What to do if a Child Discloses to You
- Control your emotions and remain calm. Do not show shock, disbelief, anger, etc.
- The resiliancy of a child is largely affected by the response of the initial person they tell. Your response can aid in the child’s recovery or it can be a second victimization.
- Thank the child for telling you.
- Most children do not disclose, so the fact that a child has chosen to disclose to you is a big deal. Affirm them and thank them for sharing this with you.
- Let them know that this is not their fault and that you believe them.
- Explain what you’re going to do next.
- Immediately call law enforcement to make a police report.
- Make promises you cannot keep. For example:
- “You won’t ever have to see him/her again”
- “I promise I won’t tell anyone”
- “You won’t ever have to talk about this again”

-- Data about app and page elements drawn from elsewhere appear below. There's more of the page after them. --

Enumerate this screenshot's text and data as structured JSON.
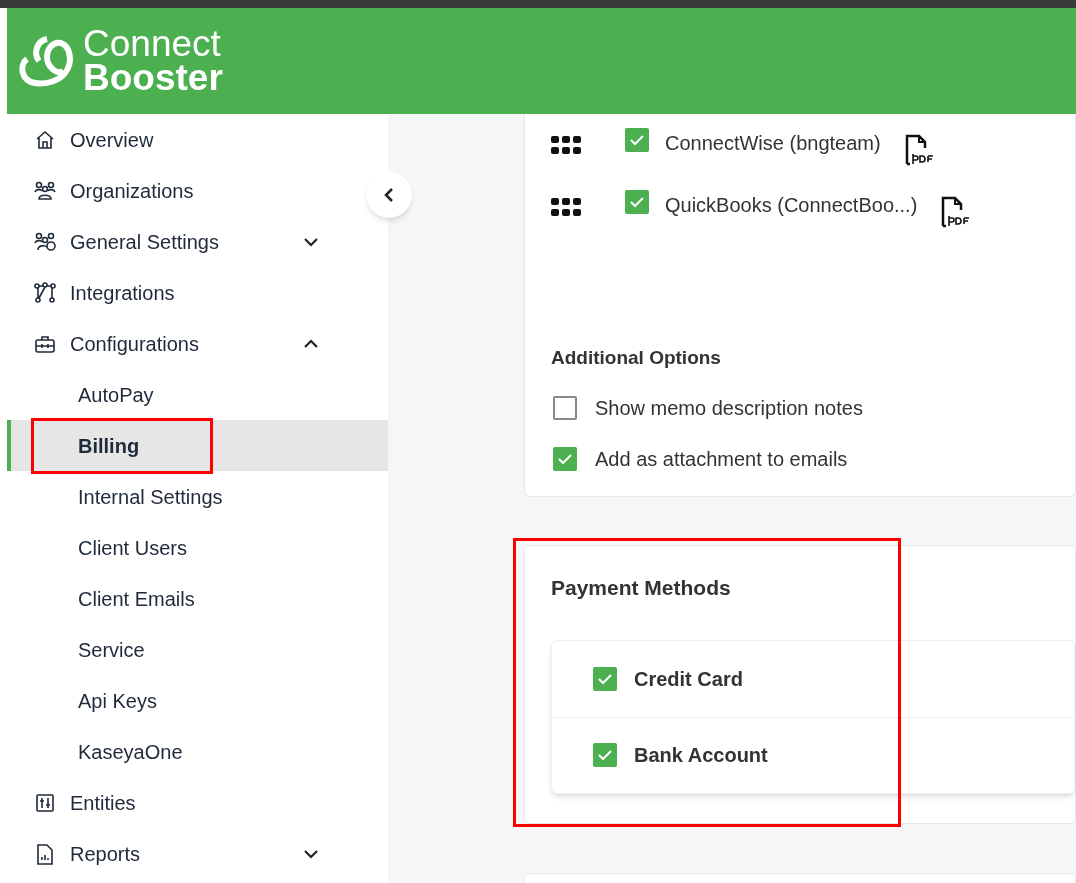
{
  "header": {
    "logo_line_1": "Connect",
    "logo_line_2": "Booster"
  },
  "sidebar": {
    "items": [
      {
        "label": "Overview",
        "selected": false
      },
      {
        "label": "Organizations",
        "selected": false
      },
      {
        "label": "General Settings",
        "selected": false,
        "expanded": false
      },
      {
        "label": "Integrations",
        "selected": false
      },
      {
        "label": "Configurations",
        "selected": false,
        "expanded": true,
        "children": [
          {
            "label": "AutoPay",
            "selected": false,
            "highlighted": false
          },
          {
            "label": "Billing",
            "selected": true,
            "highlighted": true
          },
          {
            "label": "Internal Settings",
            "selected": false,
            "highlighted": false
          },
          {
            "label": "Client Users",
            "selected": false,
            "highlighted": false
          },
          {
            "label": "Client Emails",
            "selected": false,
            "highlighted": false
          },
          {
            "label": "Service",
            "selected": false,
            "highlighted": false
          },
          {
            "label": "Api Keys",
            "selected": false,
            "highlighted": false
          },
          {
            "label": "KaseyaOne",
            "selected": false,
            "highlighted": false
          }
        ]
      },
      {
        "label": "Entities",
        "selected": false
      },
      {
        "label": "Reports",
        "selected": false,
        "expanded": false
      }
    ]
  },
  "integrations": [
    {
      "label": "ConnectWise (bngteam)",
      "checked": true
    },
    {
      "label": "QuickBooks (ConnectBoo...)",
      "checked": true
    }
  ],
  "additional_options": {
    "title": "Additional Options",
    "options": [
      {
        "label": "Show memo description notes",
        "checked": false
      },
      {
        "label": "Add as attachment to emails",
        "checked": true
      }
    ]
  },
  "payment_methods": {
    "title": "Payment Methods",
    "highlighted": true,
    "methods": [
      {
        "label": "Credit Card",
        "checked": true
      },
      {
        "label": "Bank Account",
        "checked": true
      }
    ]
  }
}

- Push the child into giving details of the abuse; your job is to listen to what the child wants to tell, not to investigate
- Ask direct or leading questions as this could be harmful to the investigation
- Discuss what the child has told you with others who are not directly involved with helping the child
- Question the child’s truthfulness. For example:
- “Are you SURE it was so and so…”
- “Are you SURE it wasn’t an accident”
- Confront the alleged abuser. This could harm the investigation as well as put your child in danger.